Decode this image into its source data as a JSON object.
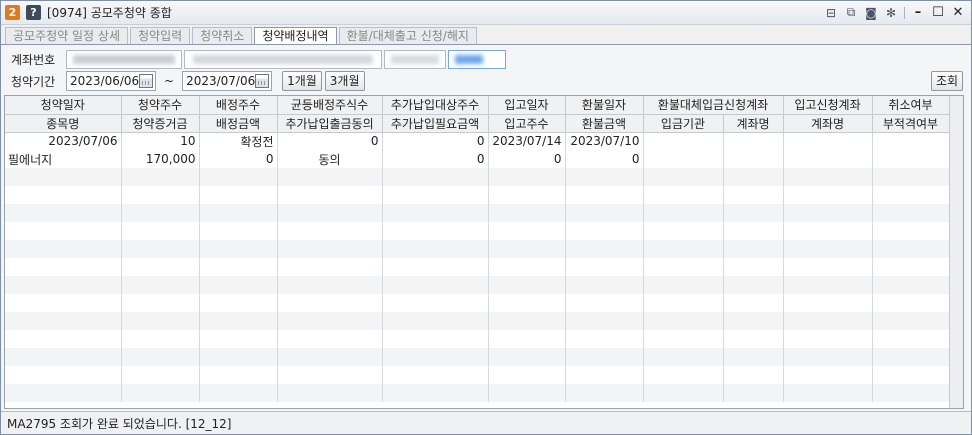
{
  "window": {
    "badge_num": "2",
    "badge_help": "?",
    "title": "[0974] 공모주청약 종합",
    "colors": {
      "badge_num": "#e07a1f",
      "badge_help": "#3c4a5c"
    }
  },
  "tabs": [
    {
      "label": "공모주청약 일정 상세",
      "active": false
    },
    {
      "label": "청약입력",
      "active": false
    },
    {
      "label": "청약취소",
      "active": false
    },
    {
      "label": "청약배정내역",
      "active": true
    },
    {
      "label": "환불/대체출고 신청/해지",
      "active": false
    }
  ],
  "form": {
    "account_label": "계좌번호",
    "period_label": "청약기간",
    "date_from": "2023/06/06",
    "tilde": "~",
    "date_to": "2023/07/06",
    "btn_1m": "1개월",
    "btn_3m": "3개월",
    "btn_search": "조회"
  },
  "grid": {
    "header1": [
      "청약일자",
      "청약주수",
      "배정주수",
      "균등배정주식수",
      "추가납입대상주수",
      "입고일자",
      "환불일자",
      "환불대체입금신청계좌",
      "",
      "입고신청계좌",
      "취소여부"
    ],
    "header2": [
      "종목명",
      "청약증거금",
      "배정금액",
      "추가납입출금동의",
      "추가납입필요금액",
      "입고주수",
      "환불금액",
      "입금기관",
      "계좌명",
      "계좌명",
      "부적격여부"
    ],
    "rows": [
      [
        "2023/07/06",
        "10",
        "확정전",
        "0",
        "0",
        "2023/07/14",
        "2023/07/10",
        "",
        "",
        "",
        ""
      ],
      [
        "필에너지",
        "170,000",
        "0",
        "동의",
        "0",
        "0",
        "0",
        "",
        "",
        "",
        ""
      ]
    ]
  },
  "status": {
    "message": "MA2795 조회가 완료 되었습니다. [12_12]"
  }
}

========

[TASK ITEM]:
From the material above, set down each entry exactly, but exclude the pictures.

[EXPECTED ANSWER]:
Decode this image into its source data as a JSON object.
{
  "window": {
    "badge_num": "2",
    "badge_help": "?",
    "title": "[0974] 공모주청약 종합",
    "colors": {
      "badge_num": "#e07a1f",
      "badge_help": "#3c4a5c"
    }
  },
  "tabs": [
    {
      "label": "공모주청약 일정 상세",
      "active": false
    },
    {
      "label": "청약입력",
      "active": false
    },
    {
      "label": "청약취소",
      "active": false
    },
    {
      "label": "청약배정내역",
      "active": true
    },
    {
      "label": "환불/대체출고 신청/해지",
      "active": false
    }
  ],
  "form": {
    "account_label": "계좌번호",
    "period_label": "청약기간",
    "date_from": "2023/06/06",
    "tilde": "~",
    "date_to": "2023/07/06",
    "btn_1m": "1개월",
    "btn_3m": "3개월",
    "btn_search": "조회"
  },
  "grid": {
    "header1": [
      "청약일자",
      "청약주수",
      "배정주수",
      "균등배정주식수",
      "추가납입대상주수",
      "입고일자",
      "환불일자",
      "환불대체입금신청계좌",
      "",
      "입고신청계좌",
      "취소여부"
    ],
    "header2": [
      "종목명",
      "청약증거금",
      "배정금액",
      "추가납입출금동의",
      "추가납입필요금액",
      "입고주수",
      "환불금액",
      "입금기관",
      "계좌명",
      "계좌명",
      "부적격여부"
    ],
    "rows": [
      [
        "2023/07/06",
        "10",
        "확정전",
        "0",
        "0",
        "2023/07/14",
        "2023/07/10",
        "",
        "",
        "",
        ""
      ],
      [
        "필에너지",
        "170,000",
        "0",
        "동의",
        "0",
        "0",
        "0",
        "",
        "",
        "",
        ""
      ]
    ]
  },
  "status": {
    "message": "MA2795 조회가 완료 되었습니다. [12_12]"
  }
}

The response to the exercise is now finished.